Gambling Disorders


The Diagnostic and Statistical Manual of Mental Disorders is a handbook used to diagnose psychological conditions, including gambling disorders. These disorders are often progressive and are associated with high levels of depression, anxiety, and suicidal ideation. While these conditions are not always easily recognized as symptoms of gambling disorder, framing it as a health condition may lessen the resistance to treatment and help the patient focus on the harmful effects of gambling.

Gambling has historically been prevalent in the United States. While some jurisdictions have outlawed the practice, others have heavily regulated it. This regulation has resulted in a close relationship between the government and gaming organizations. Despite the negative connotations of gambling, it is a significant source of revenue for many states. In the United States, for example, the amount of money wagered annually is estimated to be $10 trillion.

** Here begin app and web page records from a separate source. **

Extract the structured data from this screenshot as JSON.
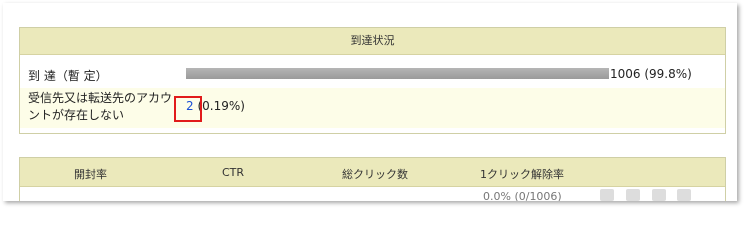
{
  "delivery": {
    "header": "到達状況",
    "reached_label": "到 達（暫 定）",
    "reached_value": "1006 (99.8%)",
    "reached_fraction": 0.998,
    "undeliverable_label": "受信先又は転送先のアカウントが存在しない",
    "undeliverable_count": "2",
    "undeliverable_percent": "(0.19%)"
  },
  "stats": {
    "columns": [
      "開封率",
      "CTR",
      "総クリック数",
      "1クリック解除率"
    ],
    "partial_value": "0.0% (0/1006)"
  }
}
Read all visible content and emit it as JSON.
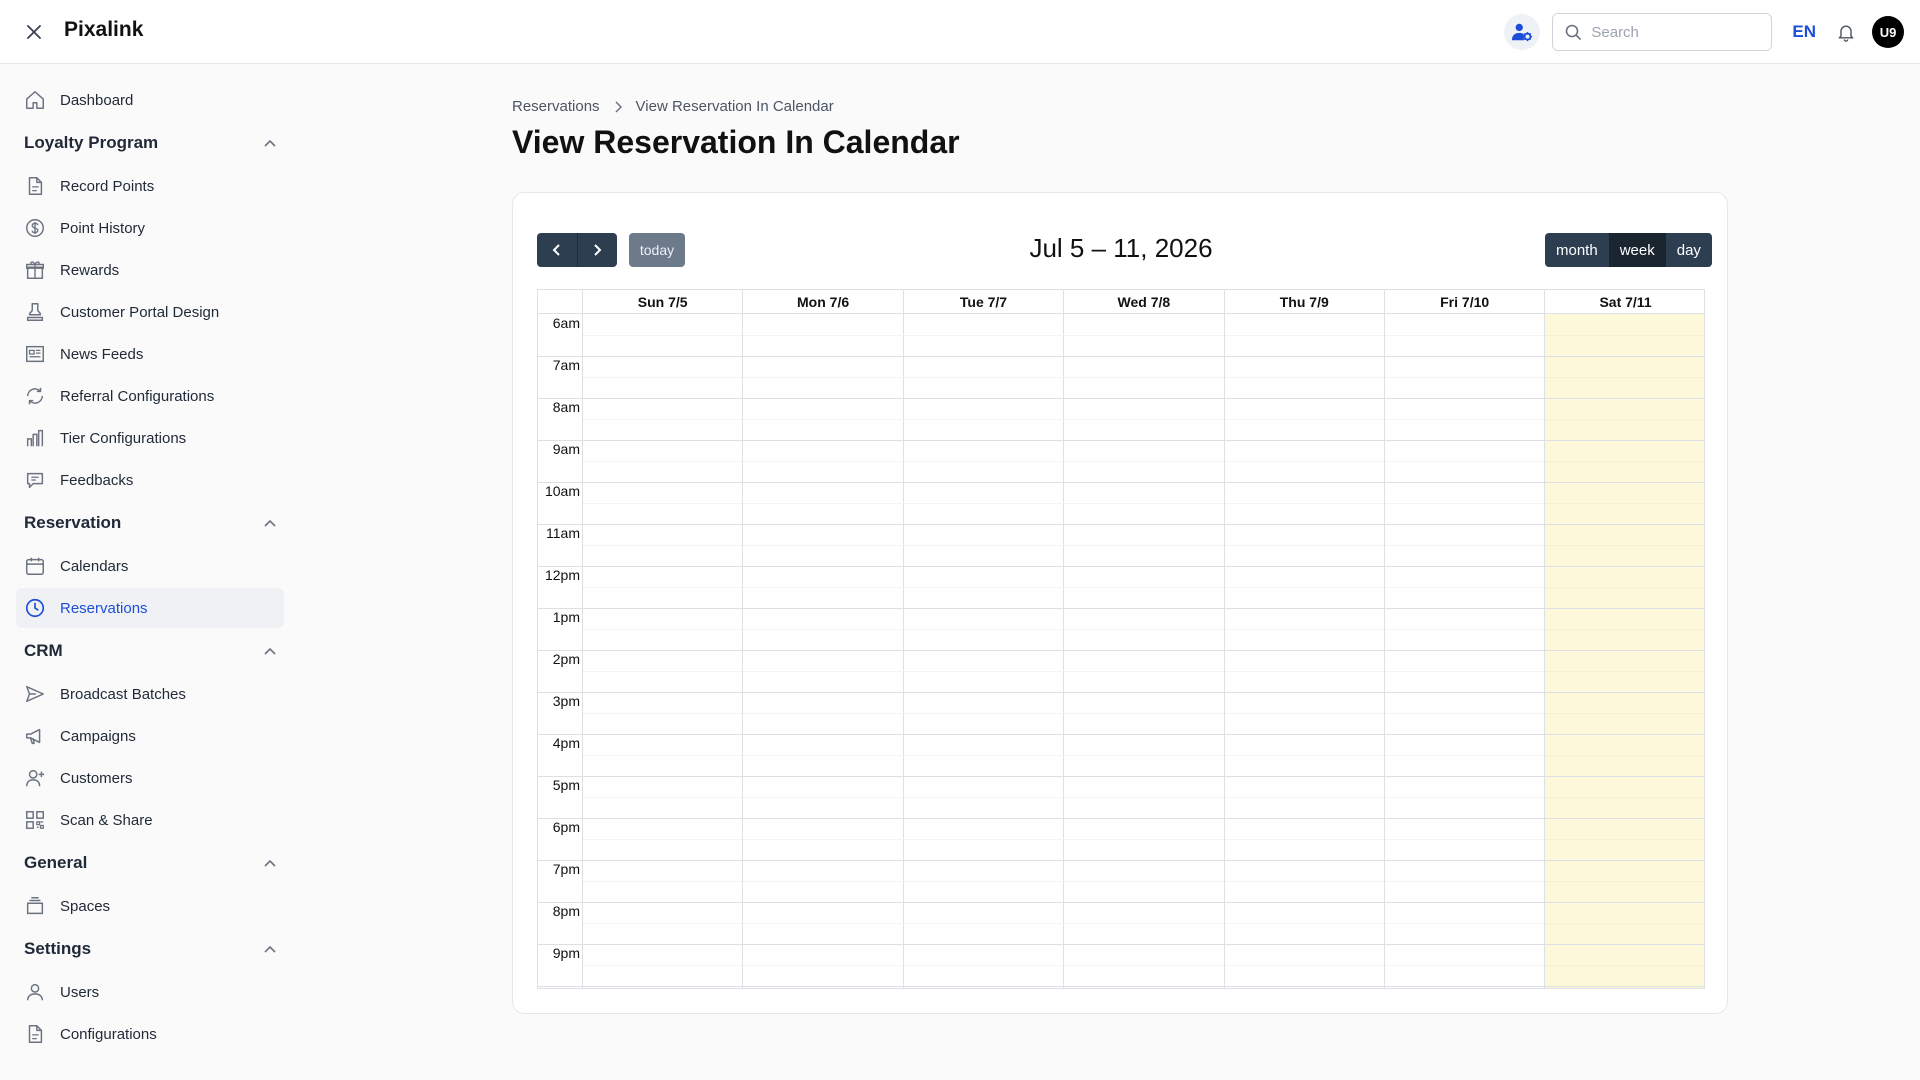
{
  "app": {
    "title": "Pixalink"
  },
  "header": {
    "search_placeholder": "Search",
    "language": "EN",
    "avatar_initials": "U9"
  },
  "sidebar": {
    "top_items": [
      {
        "label": "Dashboard",
        "icon": "home-icon"
      }
    ],
    "sections": [
      {
        "title": "Loyalty Program",
        "items": [
          {
            "label": "Record Points",
            "icon": "document-icon"
          },
          {
            "label": "Point History",
            "icon": "dollar-circle-icon"
          },
          {
            "label": "Rewards",
            "icon": "gift-icon"
          },
          {
            "label": "Customer Portal Design",
            "icon": "stamp-icon"
          },
          {
            "label": "News Feeds",
            "icon": "newspaper-icon"
          },
          {
            "label": "Referral Configurations",
            "icon": "refresh-icon"
          },
          {
            "label": "Tier Configurations",
            "icon": "bar-chart-icon"
          },
          {
            "label": "Feedbacks",
            "icon": "chat-icon"
          }
        ]
      },
      {
        "title": "Reservation",
        "items": [
          {
            "label": "Calendars",
            "icon": "calendar-icon"
          },
          {
            "label": "Reservations",
            "icon": "clock-icon",
            "active": true
          }
        ]
      },
      {
        "title": "CRM",
        "items": [
          {
            "label": "Broadcast Batches",
            "icon": "send-icon"
          },
          {
            "label": "Campaigns",
            "icon": "megaphone-icon"
          },
          {
            "label": "Customers",
            "icon": "user-plus-icon"
          },
          {
            "label": "Scan & Share",
            "icon": "qr-code-icon"
          }
        ]
      },
      {
        "title": "General",
        "items": [
          {
            "label": "Spaces",
            "icon": "layers-icon"
          }
        ]
      },
      {
        "title": "Settings",
        "items": [
          {
            "label": "Users",
            "icon": "user-icon"
          },
          {
            "label": "Configurations",
            "icon": "document-icon"
          }
        ]
      }
    ]
  },
  "breadcrumb": [
    "Reservations",
    "View Reservation In Calendar"
  ],
  "page_title": "View Reservation In Calendar",
  "calendar": {
    "today_label": "today",
    "title": "Jul 5 – 11, 2026",
    "views": [
      {
        "label": "month",
        "active": false
      },
      {
        "label": "week",
        "active": true
      },
      {
        "label": "day",
        "active": false
      }
    ],
    "days": [
      "Sun 7/5",
      "Mon 7/6",
      "Tue 7/7",
      "Wed 7/8",
      "Thu 7/9",
      "Fri 7/10",
      "Sat 7/11"
    ],
    "today_index": 6,
    "hours": [
      "6am",
      "7am",
      "8am",
      "9am",
      "10am",
      "11am",
      "12pm",
      "1pm",
      "2pm",
      "3pm",
      "4pm",
      "5pm",
      "6pm",
      "7pm",
      "8pm",
      "9pm"
    ],
    "colors": {
      "today_bg": "#fef8db",
      "button_bg": "#2c3e50",
      "active_view_bg": "#1a252f",
      "accent": "#1d4ed8"
    }
  }
}
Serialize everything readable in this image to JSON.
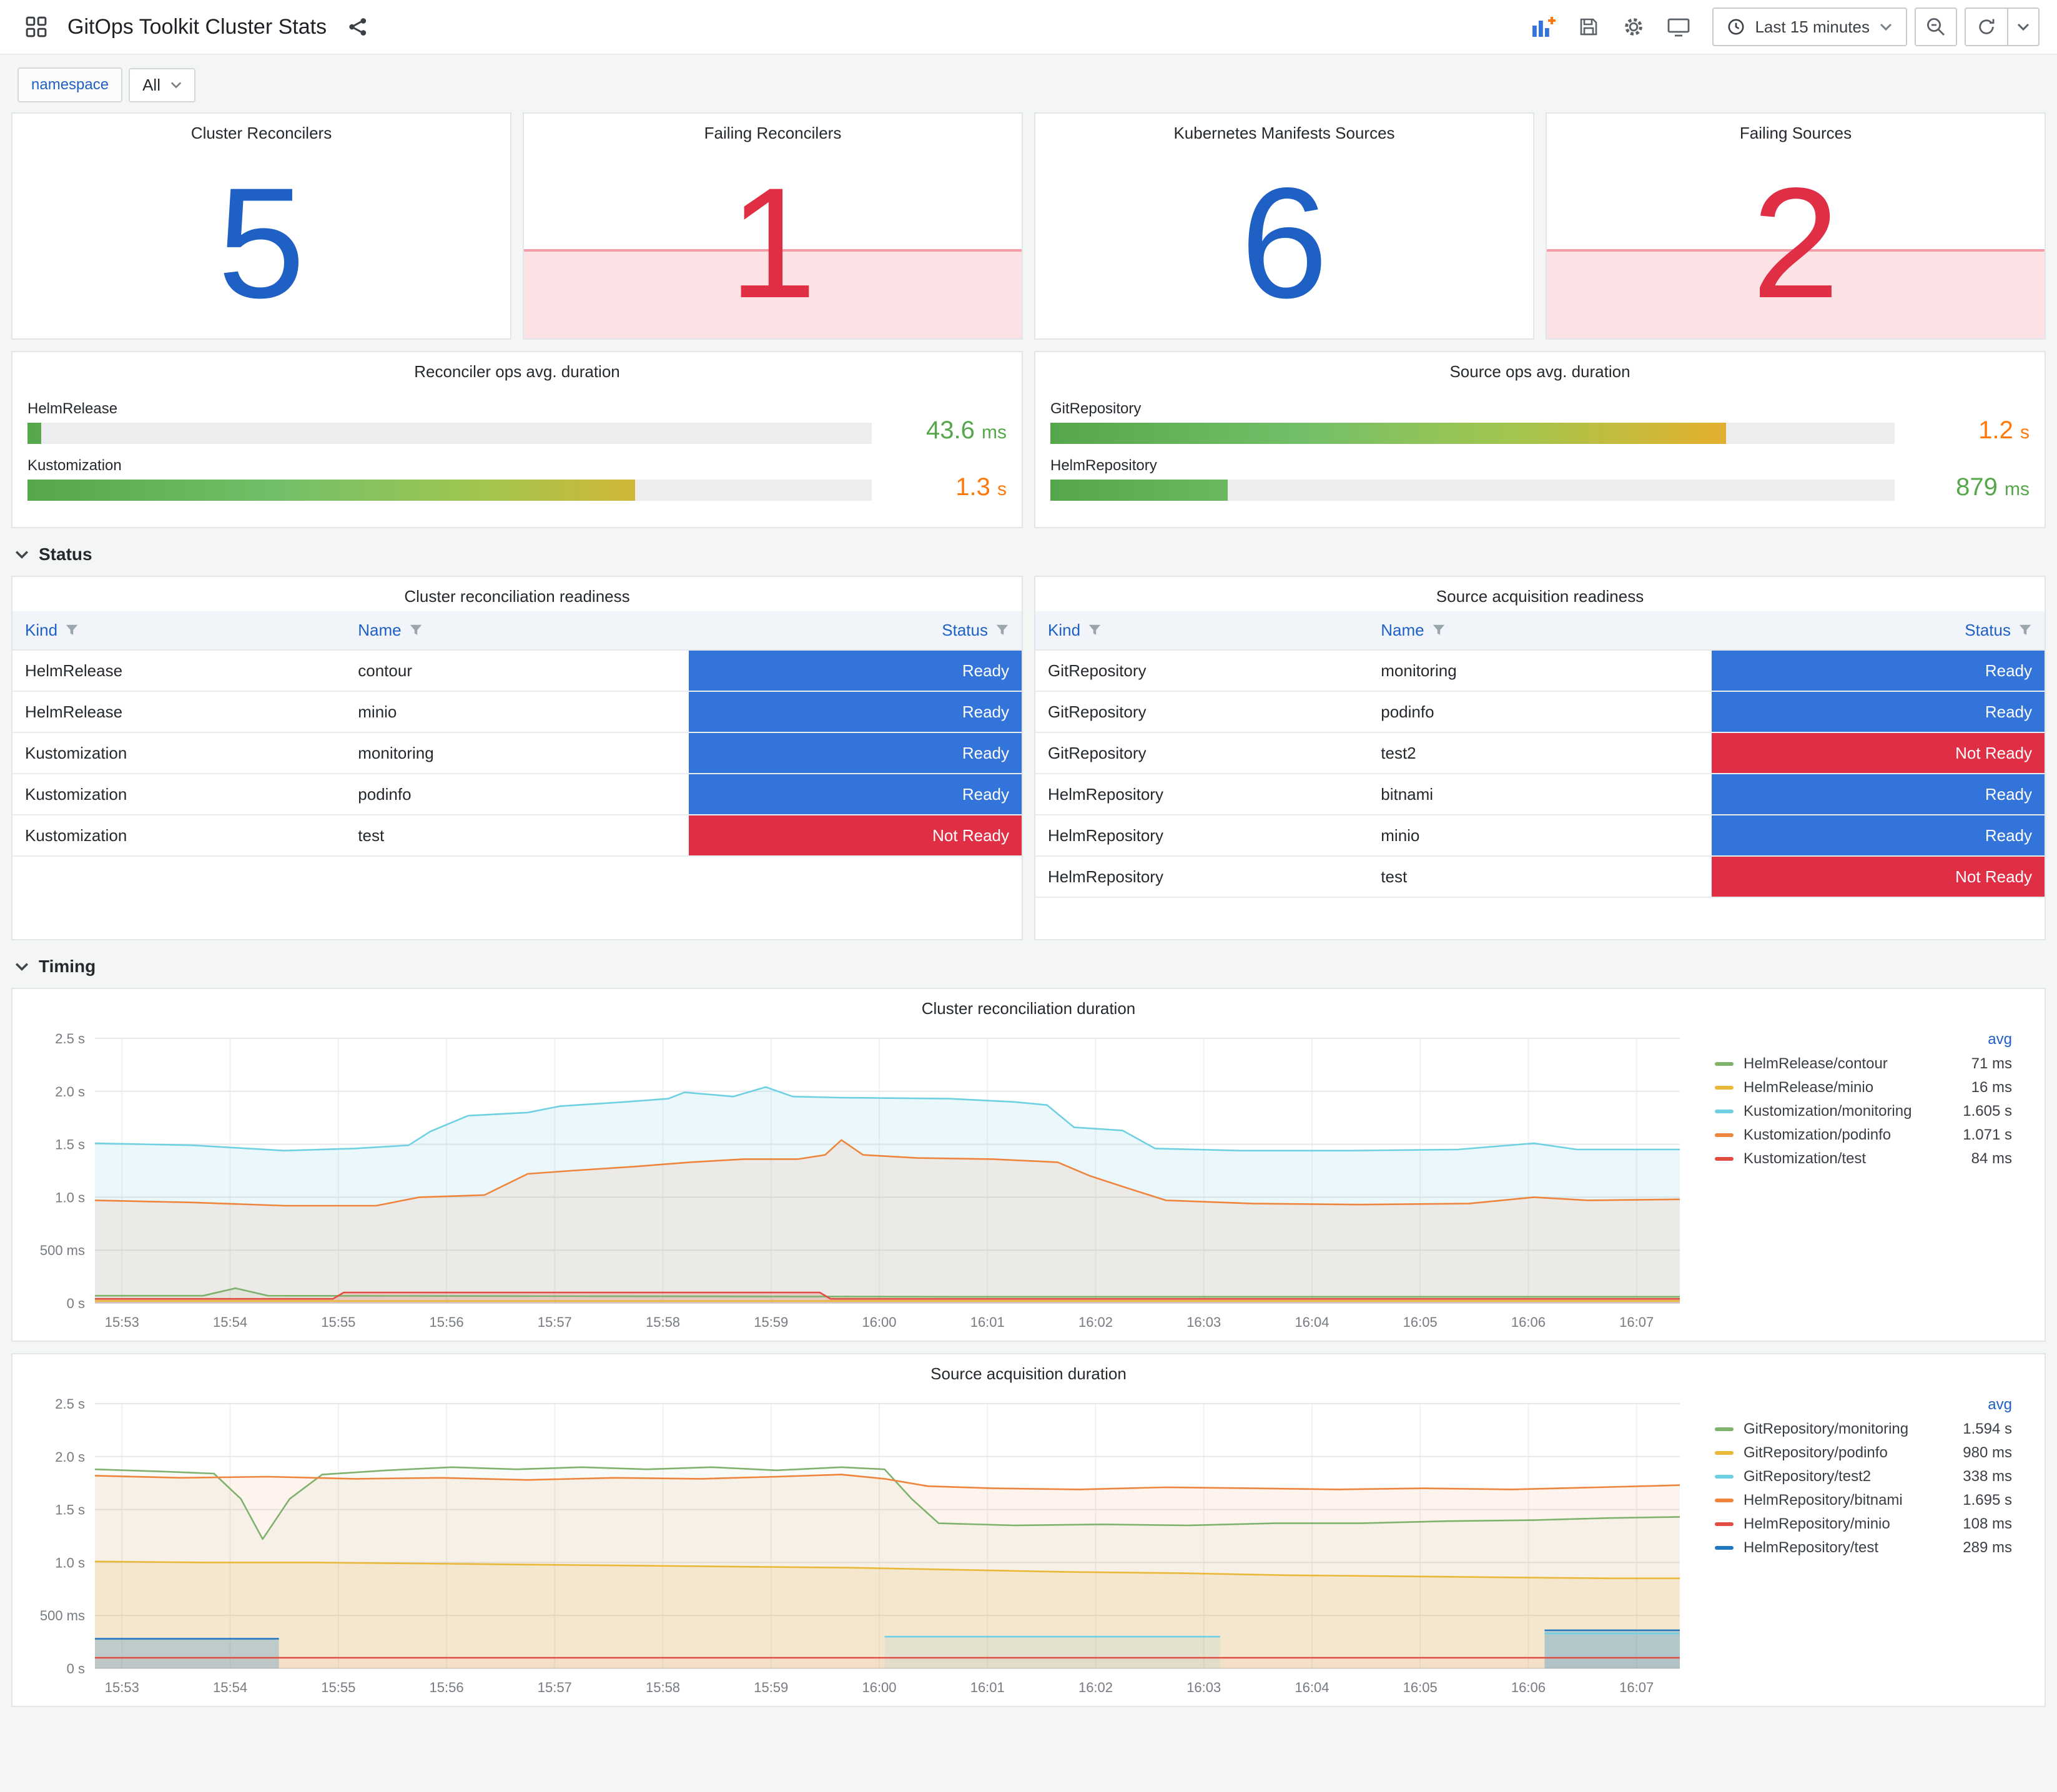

Once an individual has identified a problem with gambling, they should work to reduce their urges to gamble. If they feel an urge to gamble, they should try to delay it and think about the consequences before spending money. If the urge to gamble persists, they should engage in other activities that fill their time. They should also avoid putting themselves in environments where they are tempted to gamble. It’s also important to avoid the temptation of using credit cards and to make sure someone else is managing your money. Blocking gambling websites and apps from your mobile phone can also help. Another important step is to reach out to a trusted family member or attend a Gamblers Anonymous meeting to seek help.

Individuals suffering from gambling addiction need the support of their family and friends to stop the problem and live a healthy life. They should work on improving their relationships with family and friends and reestablishing a healthy social life. Taking time to engage in physical activities, such as walking, can also help. It’s also important to support the individual in making the decision to stop gambling.

Gambling is a common form of entertainment that involves the risk of losing money or belongings. There are many types of gambling, which can make it difficult to identify whether an individual has a problem. Research has shown that gambling has been around for thousands of years and is a popular form of entertainment in many cultures. It is even possible to trace the origins of gambling back to the Paleolithic age. For example, the earliest six-sided dice were developed in Mesopotamia approximately 3000 BC. Some ancient Chinese and Japanese people have practiced gambling as far back as the 14th century.

While most youth gamble infrequently, a small number may gamble excessively. Adults gamble in casinos or buy lottery tickets, while youth gamble in informal settings. In many jurisdictions, the legal age for gambling is between 18 and 21 years. Upon reaching this age, some youth may celebrate their achievement by visiting a casino or buying lottery products from adults.